Are you making travel plans for 2019? Depending on the destination – especially if it’s in a developing country – your research probably shouldn’t stop at flights, accommodations, and attractions, say UConn Health physicians.
It would be wise to also look into the potential health risks specific to that area of the world, and plan accordingly.
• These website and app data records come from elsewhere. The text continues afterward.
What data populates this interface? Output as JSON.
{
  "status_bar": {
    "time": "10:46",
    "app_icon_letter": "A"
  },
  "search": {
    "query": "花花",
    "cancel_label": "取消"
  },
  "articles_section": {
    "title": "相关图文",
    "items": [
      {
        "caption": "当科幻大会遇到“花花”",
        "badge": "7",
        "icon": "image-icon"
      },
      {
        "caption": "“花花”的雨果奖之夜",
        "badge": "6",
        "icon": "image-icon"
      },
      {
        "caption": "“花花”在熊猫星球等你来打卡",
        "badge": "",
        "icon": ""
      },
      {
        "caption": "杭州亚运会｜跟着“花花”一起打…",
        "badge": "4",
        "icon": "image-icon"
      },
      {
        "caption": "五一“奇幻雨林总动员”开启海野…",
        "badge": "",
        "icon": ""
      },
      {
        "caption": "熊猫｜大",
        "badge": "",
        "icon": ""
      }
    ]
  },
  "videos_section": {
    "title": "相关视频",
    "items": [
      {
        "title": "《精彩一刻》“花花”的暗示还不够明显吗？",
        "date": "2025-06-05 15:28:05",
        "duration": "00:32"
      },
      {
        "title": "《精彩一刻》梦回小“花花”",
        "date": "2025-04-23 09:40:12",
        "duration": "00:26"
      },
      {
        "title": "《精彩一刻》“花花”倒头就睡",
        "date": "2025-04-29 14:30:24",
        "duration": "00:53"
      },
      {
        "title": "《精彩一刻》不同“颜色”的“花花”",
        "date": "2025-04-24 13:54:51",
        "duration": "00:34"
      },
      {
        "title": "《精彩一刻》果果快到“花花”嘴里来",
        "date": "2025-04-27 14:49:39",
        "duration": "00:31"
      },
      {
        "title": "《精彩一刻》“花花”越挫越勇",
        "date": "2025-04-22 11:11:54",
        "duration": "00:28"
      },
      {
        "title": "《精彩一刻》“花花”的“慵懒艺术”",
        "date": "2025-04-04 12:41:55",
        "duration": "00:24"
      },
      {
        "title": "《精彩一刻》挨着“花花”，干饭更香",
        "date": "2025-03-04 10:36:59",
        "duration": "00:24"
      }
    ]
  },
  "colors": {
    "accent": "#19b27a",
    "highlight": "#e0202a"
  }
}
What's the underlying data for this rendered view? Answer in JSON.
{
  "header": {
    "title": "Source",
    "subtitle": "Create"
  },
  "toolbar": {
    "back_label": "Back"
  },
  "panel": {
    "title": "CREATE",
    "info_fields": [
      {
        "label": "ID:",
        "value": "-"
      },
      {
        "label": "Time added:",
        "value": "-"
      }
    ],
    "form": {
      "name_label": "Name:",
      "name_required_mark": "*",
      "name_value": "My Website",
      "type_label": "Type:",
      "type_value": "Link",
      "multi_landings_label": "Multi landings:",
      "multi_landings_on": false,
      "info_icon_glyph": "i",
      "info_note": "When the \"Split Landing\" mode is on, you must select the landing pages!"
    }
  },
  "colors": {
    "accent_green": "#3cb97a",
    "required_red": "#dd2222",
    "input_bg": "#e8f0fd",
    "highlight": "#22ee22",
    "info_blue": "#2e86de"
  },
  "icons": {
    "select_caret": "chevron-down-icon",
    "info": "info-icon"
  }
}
Those plans may include pre-trip counseling and immunization from medical experts who keep tabs on what’s going around overseas.
For example, transmission of the Zika virus, which can cause serious birth defects, is still being reported in many regions, including Mexico, the Caribbean, the Pacific Islands, South and Central America, and India.
A polio outbreak recently was reported in Niger, and the Democratic Republic of Congo has been dealing with an Ebola outbreak.
“Although these issues grab the headlines, other illnesses, including hepatitis A, malaria, typhoid, and diarrheal diseases are much more likely to affect the average traveler,” says Dr. Kevin Dieckhaus, infectious diseases physician who heads the International Traveler’s Medical Service at UConn Health. “These common issues are also are among the most preventable.”
Based on where you’re headed, your doctor can provide you with tips on avoiding common problems and vaccination against what you might encounter – such as typhoid, yellow fever, meningitis, Japanese encephalitis, or rabies – as well as send you with medications, such as pills for malaria prevention or antibiotics for diarrhea, to have on hand if needed.
Infectious diseases physicians are well-versed in travel health concerns and can provide the advice and medication necessary to give you and your family the best chance of staying healthy during your trip and coming home healthy.
“In addition to vaccinations and medications, we also can counsel on travel health insurance needs, access to medical care where you’re going, and even security advisories,” Dieckhaus says. “We provide both pre-travel consultations as well as evaluation of those who return with travel-related illness.”
Another resource for those who could be pregnant, plan to become parents, or are breastfeeding, is MotherToBaby (MTB), a service of the Organization of Teratology Information Specialists. The group MotherToBaby CT, located at UConn Health, is the Connecticut affiliate.
“If you are pregnant or are planning a pregnancy, contact MotherToBaby or review areas of concern for travel on the CDC website before you pay for airfare or hotel rooms,” says Ginger Nichols, a certified genetic counselor at MotherToBabyCT, which provides information on potential exposures to women who are nursing, pregnant, or are considering pregnancy.
The ideal time to meet with a medical expert is at least four to six weeks before your planned trip. Post-travel evaluations also can be helpful.